"Jiayi, your parents used to be poor, you've never been poor in your life."

"My parents immigrated to this country and made it, with hard work, and I got here with hard work. My grandmother had to give up all her wealth when the communist came to power and had to live in a pig-sty with my grandfather. My mother deserves to be proud of me."

"I thought you got here with connections," I murmur as I raise my eyebrows, smiling. 

"And how do you think I got those? Of course, they are essential but they are not the only thing you need. Oh, no. I know why you're here now." She says as she holds her hand to her forehead. 

"No, don't worry," I say, amused. "I won't ask for any favors this time. I actually have no idea why I'm here." 

"Really, you just popped into Manhattan with no idea how you got here?"

"Of course not, I just-"

"Well, that wouldn't be too out of character. I don't know how you move so fast from one place to the next. It's like your GPS has ADD or something. Where did you come from this time, Brazil, Japan?" She says with a raised eyebrow, as if she's picturing me both with a kimono and a small bathing suit at the same time.  

"Home, actually. I was home before I came here."

"Well, they sure dress funny in Florida, Alice. What on Earth are you wearing? I've been meaning to ask you for the longest time but I was too exited to see you. And where is all your luggage?" She says while she lifts my sleeves up for examination, as if I'm hiding it tinside the coat. "What a horrible shade of green."

"Umm... I believe I borrowed my coat from a stranger last night, and then I have to pick up my luggage at the airport tomorrow because they misplaced it. It was a morning flight, so I figured I'd get some partying done in the meanwhile." I've gotten pretty good at telling lies lately, or maybe she got used to my Alice-behavior. In any case, I don't give her too much time to ponder. 

"So, while my luggage comes in, how about we go for some shopping?"

She instantly lights up with excitement. And while I enjoy watching how my trick got its intended effect, and hear her go on and on about 5th Avenue and Soho, my mind drifts off elsewhere. She's just the exact same friend I left back in Shanghai. That familiar feeling comes back. It's a recognition of somewhere I used to live in the past, combined with a surprised realization that I left. It culminates with the lingering sense that I'm still there but that I've been gone for so long that I forgot what it was really like. 

I try to hold my smile, but my mind has broken into forbidden territory. I hear a small, forgotten voice ask me a strange, forgotten question. 

Have you ever been in love with a shadow?

"No," I say out loud, without realizing it.

"Oh, but don't worry.
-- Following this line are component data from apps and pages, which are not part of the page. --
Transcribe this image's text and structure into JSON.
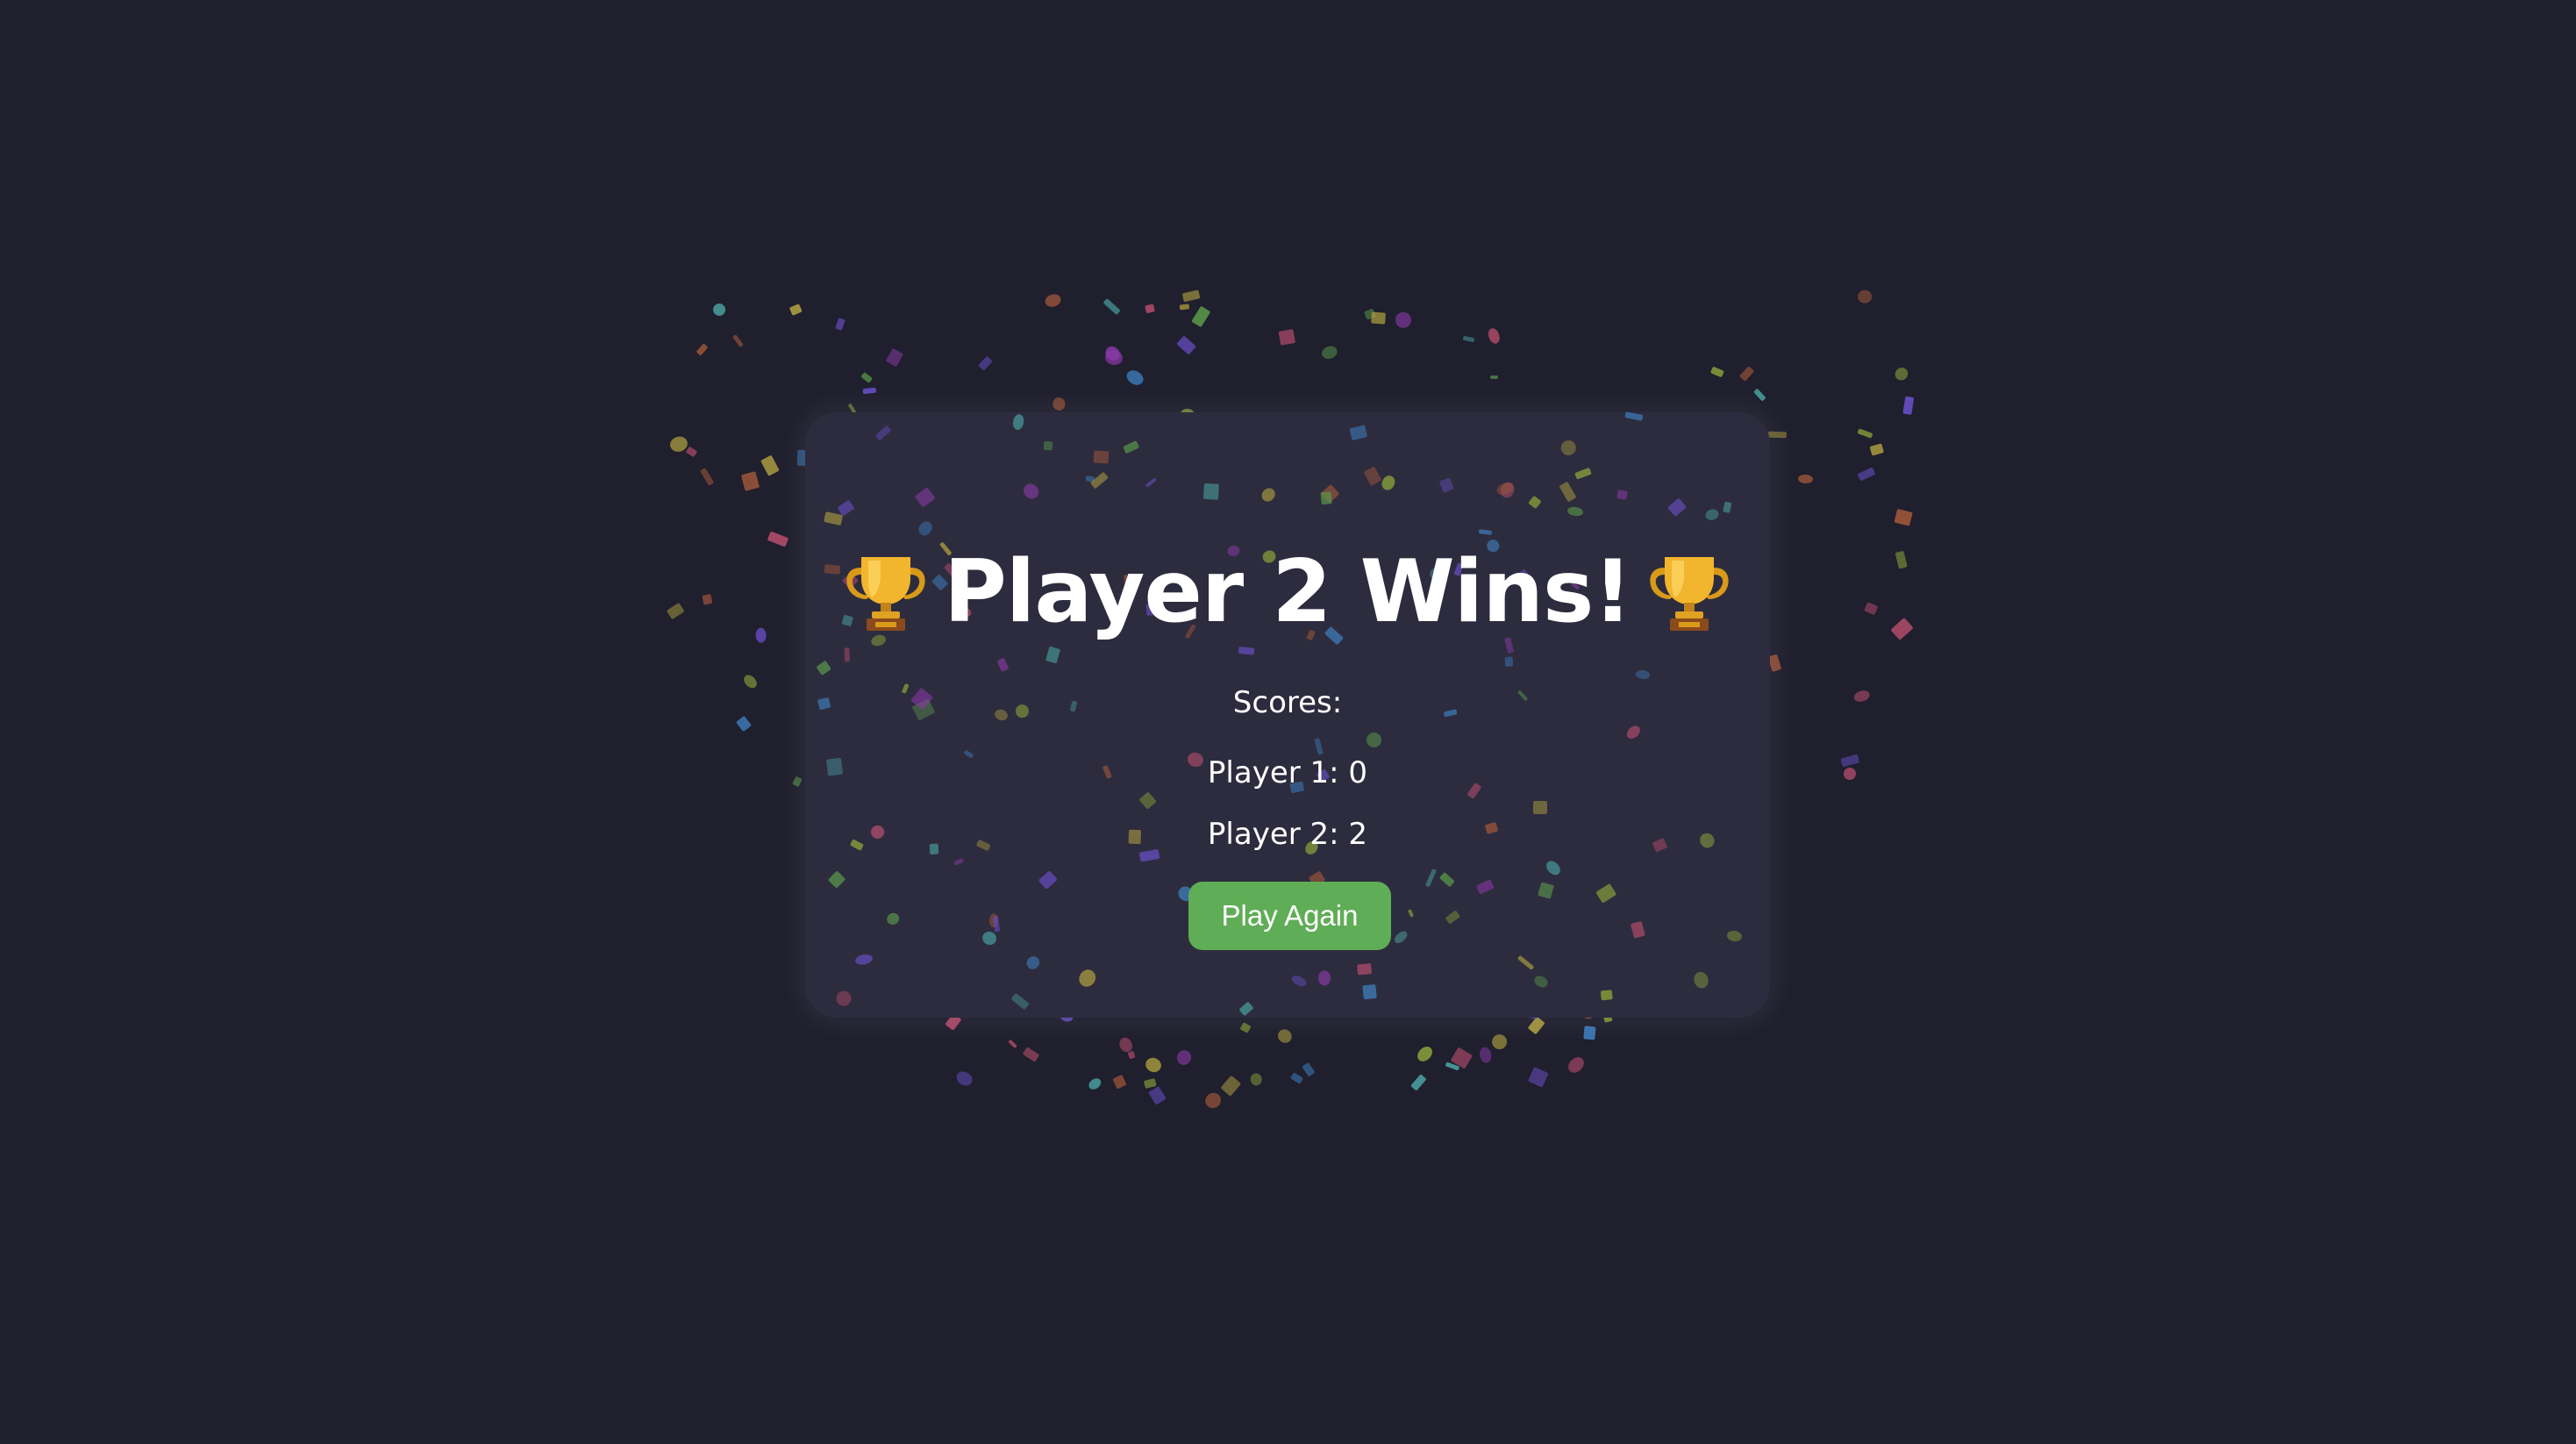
{
  "result": {
    "title": "Player 2 Wins!",
    "trophy_icon": "trophy-icon"
  },
  "scores": {
    "label": "Scores:",
    "players": [
      {
        "text": "Player 1: 0"
      },
      {
        "text": "Player 2: 2"
      }
    ]
  },
  "actions": {
    "play_again_label": "Play Again"
  },
  "colors": {
    "background": "#1f1f2e",
    "card": "#2d2c3e",
    "button": "#5fad56",
    "confetti": [
      "#6a4fc8",
      "#3f7fc0",
      "#8fa83a",
      "#a85a3a",
      "#5a9a4a",
      "#8a3aa8",
      "#b0a040",
      "#4aa0a0",
      "#c05070"
    ]
  }
}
It's on me then. We simply have to go eat some Dim Sum at this wonderful place in Chinatown. It'll be as if we never left!" I smile and nod, stupidly, like I have been for the last ten minutes without having listened to a word she said. Inside, I'm vigorously shaking my head. I don't want to go back there, I don't want to remember what it was like to feel that way. I want to forget I ever felt like every single fiber of my being was alive, because I don't feel that way anymore and I don't know if it will ever happen again. It wasn't real.

"Alice, stop nodding like an idiot. Do you want to go now?"

"Can I take a quick shower first? I promise I won't be long."

"Sure, girl, but don't take too long. Life is waiting for us out there."

I shut the door behind me and turn on the shower. As I take off my clothes and the hot mist gathers I try to look at the positive side. Sure, I have absolutely no control over my life, but at least I'm staying at a nice hotel today. Who knows where I would sleep if it weren't for my friends. 

I begin to relax as the hot water runs down my skin and washes off the hangover. 

Well, 'aint it swell doing swell with the swells in the swellest hotel of them all...